** Your instructions **
Find all the lines in the material below with the word "this", and copy them.
......
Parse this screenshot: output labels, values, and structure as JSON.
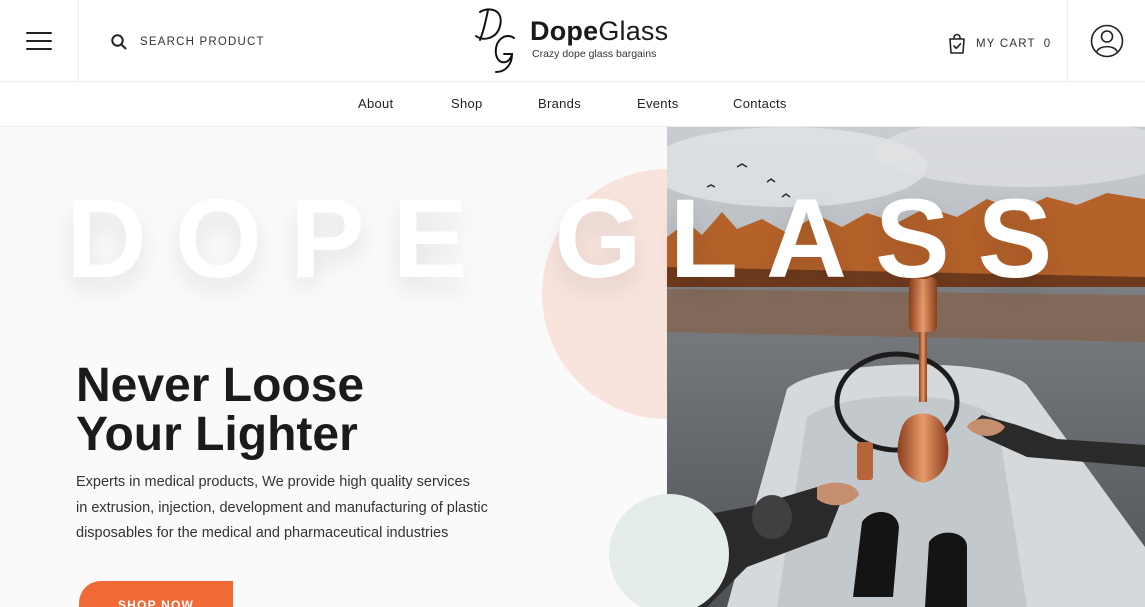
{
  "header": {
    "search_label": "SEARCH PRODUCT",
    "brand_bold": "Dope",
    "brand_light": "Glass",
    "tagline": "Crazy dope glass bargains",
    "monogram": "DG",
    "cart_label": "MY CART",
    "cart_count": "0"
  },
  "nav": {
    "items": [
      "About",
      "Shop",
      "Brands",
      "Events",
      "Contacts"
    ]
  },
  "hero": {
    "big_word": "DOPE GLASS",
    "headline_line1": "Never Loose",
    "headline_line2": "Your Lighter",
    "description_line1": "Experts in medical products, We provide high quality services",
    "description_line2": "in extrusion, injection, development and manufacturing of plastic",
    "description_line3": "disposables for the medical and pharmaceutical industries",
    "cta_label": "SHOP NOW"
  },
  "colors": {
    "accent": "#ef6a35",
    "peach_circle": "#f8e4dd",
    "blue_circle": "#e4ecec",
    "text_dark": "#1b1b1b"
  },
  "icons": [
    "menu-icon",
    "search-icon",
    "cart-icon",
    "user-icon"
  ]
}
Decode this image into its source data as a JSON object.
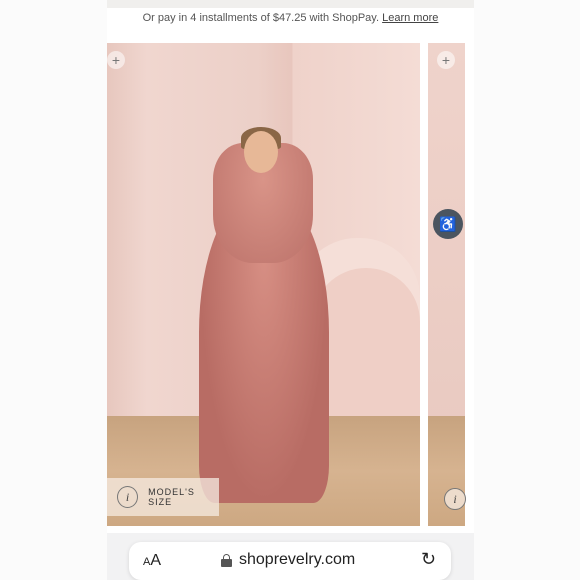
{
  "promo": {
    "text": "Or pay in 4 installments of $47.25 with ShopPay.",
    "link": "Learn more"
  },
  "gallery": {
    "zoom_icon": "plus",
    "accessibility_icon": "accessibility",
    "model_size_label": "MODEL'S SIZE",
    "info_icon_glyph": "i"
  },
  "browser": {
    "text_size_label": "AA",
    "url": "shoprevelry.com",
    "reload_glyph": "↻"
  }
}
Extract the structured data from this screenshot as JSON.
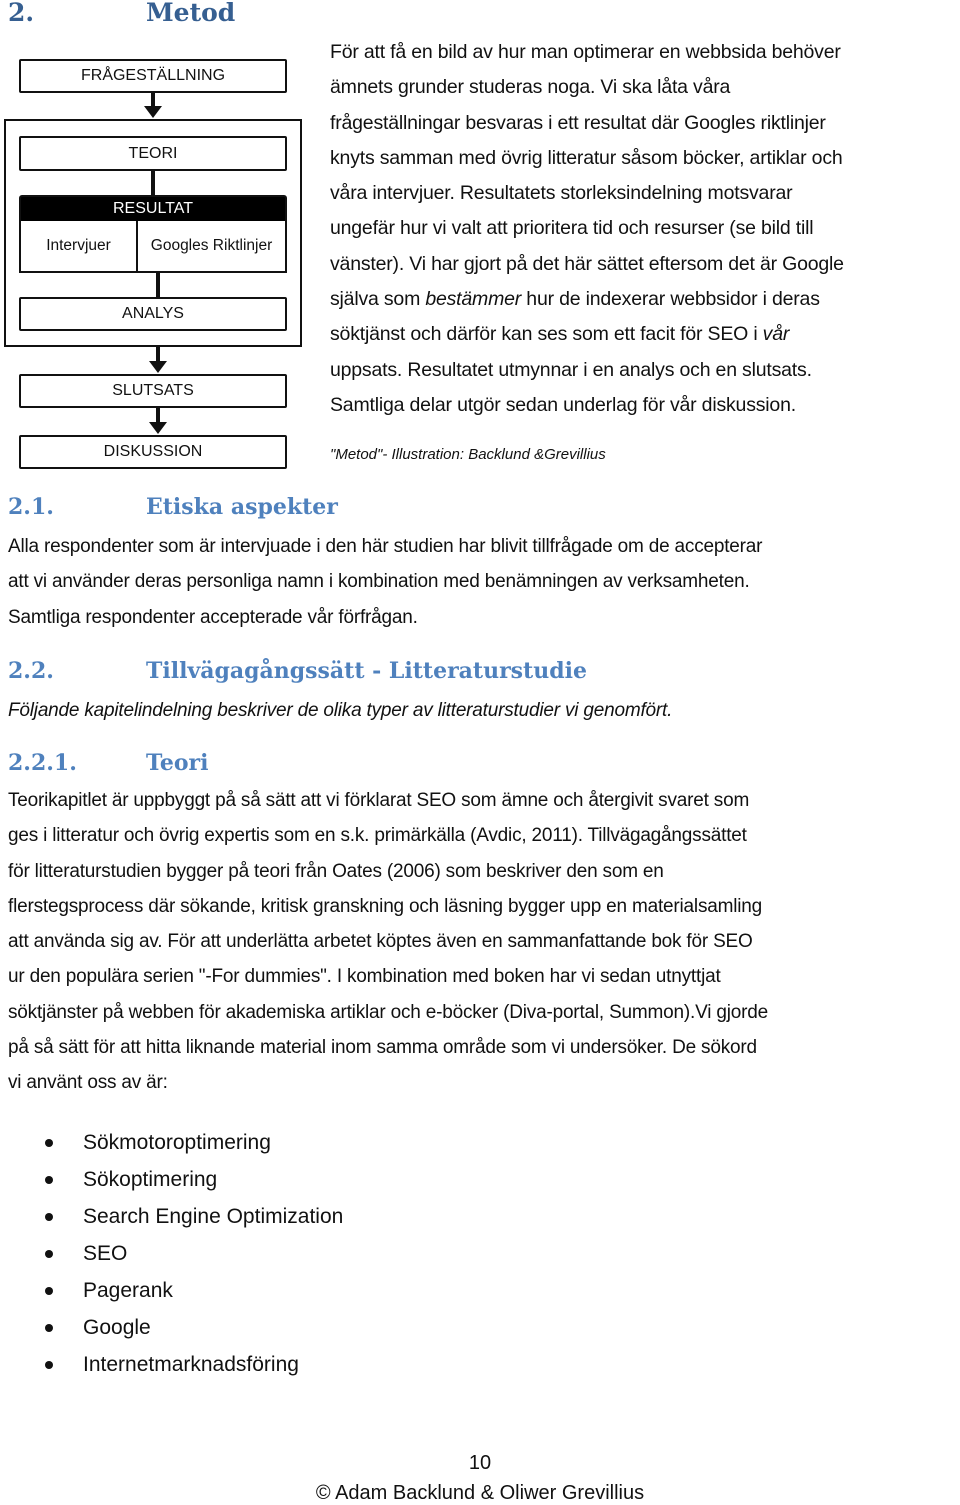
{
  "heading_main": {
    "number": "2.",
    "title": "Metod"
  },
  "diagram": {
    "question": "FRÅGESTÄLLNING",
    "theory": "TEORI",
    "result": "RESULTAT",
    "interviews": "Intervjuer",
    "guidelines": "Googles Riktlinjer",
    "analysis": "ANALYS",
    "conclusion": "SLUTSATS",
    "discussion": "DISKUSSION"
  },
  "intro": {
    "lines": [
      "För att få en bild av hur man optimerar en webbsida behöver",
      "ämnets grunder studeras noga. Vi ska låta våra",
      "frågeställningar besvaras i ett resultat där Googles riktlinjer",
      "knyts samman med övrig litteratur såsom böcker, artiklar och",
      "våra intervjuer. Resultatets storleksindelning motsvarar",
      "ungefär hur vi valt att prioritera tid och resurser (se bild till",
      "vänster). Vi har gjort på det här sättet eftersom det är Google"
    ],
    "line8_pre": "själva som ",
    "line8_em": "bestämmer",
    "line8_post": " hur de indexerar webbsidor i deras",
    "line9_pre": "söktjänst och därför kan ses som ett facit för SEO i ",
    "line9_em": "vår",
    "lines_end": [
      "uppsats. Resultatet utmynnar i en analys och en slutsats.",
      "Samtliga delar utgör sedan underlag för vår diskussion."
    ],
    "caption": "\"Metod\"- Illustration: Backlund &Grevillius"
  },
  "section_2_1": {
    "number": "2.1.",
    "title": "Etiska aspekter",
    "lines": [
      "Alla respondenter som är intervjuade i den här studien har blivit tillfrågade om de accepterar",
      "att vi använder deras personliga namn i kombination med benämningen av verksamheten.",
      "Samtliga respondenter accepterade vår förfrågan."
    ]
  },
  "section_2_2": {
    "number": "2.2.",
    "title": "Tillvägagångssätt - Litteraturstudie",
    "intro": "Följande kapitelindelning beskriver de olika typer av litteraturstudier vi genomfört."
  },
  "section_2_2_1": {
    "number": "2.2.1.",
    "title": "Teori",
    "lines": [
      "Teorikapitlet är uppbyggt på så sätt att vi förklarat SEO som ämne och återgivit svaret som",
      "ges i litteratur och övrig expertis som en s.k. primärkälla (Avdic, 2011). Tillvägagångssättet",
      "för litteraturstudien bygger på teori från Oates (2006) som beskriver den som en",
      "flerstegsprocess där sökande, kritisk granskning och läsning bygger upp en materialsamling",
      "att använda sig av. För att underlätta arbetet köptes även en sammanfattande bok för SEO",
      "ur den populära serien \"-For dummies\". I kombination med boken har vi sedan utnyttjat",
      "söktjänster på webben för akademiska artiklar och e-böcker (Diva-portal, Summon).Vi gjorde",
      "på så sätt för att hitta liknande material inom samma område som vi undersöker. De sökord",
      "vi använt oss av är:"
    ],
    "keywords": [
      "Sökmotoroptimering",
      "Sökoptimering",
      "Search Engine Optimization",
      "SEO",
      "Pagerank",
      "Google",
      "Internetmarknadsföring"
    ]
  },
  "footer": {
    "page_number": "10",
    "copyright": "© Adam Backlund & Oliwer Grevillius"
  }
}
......
** Written solution **
Parse this screenshot: output labels, values, and structure as JSON.
Decode this image into its source data as a JSON object.
Extract the structured data from this screenshot as JSON.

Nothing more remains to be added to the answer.